Climate change is widely recognized as a contributing factor to this year’s drought and alarming forest fires. The blanket of smoke reminds us that the effects of climate change are here now, as emphasized by scientists everywhere and organizations like the UN and the OECD. Although El Niño is also feeding the fires this year, we can expect a lot more extreme droughts in the future. This is worrisome for our beautiful forested town and the rest of our province’s stunning forests.
But this isn’t just about our town and the loss of B.C.’s natural wonders. Although fossil fuel proponents often accuse their opponents of a callous disregard for jobs and people, climate activism goes far beyond mere tree hugging.
Climate change action is also about social justice, as highlighted by Pope Francis in his recent encyclical. The world’s poor and future generations will suffer most from the extreme weather events, rising sea levels and ecosystem breakdown caused by our heedless fossil fuel consumption. This makes climate change an ethical issue with humanitarian implications.
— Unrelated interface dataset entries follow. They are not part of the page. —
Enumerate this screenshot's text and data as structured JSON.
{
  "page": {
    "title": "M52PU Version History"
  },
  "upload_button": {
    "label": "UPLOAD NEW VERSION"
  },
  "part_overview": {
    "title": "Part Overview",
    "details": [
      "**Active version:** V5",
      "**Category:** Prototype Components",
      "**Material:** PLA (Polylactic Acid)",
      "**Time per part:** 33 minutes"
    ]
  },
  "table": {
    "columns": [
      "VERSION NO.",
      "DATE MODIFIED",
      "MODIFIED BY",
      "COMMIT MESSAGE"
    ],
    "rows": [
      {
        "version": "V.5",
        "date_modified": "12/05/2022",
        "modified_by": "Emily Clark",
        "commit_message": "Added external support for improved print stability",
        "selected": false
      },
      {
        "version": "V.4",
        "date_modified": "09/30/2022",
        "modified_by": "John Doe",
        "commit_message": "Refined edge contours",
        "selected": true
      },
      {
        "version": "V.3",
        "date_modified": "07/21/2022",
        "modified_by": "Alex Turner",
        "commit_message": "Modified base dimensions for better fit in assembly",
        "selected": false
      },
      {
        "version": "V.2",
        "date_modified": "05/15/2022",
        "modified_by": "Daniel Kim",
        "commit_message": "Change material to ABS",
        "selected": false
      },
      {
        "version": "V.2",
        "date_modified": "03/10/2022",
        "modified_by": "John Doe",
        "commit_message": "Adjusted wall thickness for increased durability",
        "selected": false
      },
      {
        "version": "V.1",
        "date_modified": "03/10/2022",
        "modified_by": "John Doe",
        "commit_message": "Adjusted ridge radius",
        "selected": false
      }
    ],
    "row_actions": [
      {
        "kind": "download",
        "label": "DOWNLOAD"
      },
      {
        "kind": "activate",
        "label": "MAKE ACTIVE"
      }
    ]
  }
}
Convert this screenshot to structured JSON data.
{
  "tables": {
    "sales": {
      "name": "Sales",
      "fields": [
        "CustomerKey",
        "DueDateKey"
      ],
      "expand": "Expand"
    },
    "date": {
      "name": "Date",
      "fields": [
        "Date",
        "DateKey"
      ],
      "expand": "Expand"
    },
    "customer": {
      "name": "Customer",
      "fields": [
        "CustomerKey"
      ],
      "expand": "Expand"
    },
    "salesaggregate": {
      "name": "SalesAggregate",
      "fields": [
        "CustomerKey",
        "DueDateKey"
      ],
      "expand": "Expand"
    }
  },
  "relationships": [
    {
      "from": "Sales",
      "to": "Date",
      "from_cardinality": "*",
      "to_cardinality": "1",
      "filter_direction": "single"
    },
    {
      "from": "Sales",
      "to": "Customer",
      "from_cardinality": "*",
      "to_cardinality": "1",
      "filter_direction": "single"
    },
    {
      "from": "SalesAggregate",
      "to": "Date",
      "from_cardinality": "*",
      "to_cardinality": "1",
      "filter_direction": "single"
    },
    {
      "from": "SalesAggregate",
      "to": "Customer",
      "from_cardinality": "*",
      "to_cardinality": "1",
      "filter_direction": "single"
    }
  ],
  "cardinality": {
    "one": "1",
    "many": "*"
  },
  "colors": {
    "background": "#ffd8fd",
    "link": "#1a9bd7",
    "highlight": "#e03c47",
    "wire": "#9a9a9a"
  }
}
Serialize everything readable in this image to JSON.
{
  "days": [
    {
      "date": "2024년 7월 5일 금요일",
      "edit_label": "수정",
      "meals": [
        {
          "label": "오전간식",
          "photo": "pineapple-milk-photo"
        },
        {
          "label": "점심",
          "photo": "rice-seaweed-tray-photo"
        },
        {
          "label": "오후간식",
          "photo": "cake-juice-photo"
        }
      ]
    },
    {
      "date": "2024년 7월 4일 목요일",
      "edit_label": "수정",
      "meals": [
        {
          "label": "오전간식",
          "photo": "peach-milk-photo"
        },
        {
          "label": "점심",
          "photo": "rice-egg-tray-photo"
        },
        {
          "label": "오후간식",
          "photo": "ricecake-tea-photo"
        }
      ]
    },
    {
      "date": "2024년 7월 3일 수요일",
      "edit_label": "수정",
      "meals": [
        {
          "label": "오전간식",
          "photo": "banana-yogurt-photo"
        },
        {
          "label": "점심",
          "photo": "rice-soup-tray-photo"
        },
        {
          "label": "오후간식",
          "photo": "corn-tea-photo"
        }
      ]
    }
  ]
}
Because of this ethical dimension, business as usual is no longer an option. Although the analogy may seem extreme to some, the abolition of the slave trade in the 18th and 19th centuries exemplifies a similar ethical imperative. Like fossil fuels, slavery drove massive economic and industrial growth in western European nations and the U.S., financing infrastructure, universities, great architecture and more. Abolitionists were faced with overcoming huge opposition from financial elites, along with the entrenched view of slavery as normal and legitimate. Nowadays, no one would sympathize with the pro-slavery groups who insisted the economy needed slavery. Depending on slavery for economic growth just isn’t an option anymore.
Similarly, the ethical implications of climate change demand an end to continued dependence on fossil fuels for economic development. To me it’s simple: putting short-term gain ahead of our ethical obligations is unacceptable.
These fires should be a wake-up call for our happy valley, and in particular for members of my generation. I urge Canadians of all ages to consider climate change as a top election issue this fall, regardless of their political stripes. Climate change is here and it’s time to put our differences and apathy aside to fight the status quo, tooth and nail.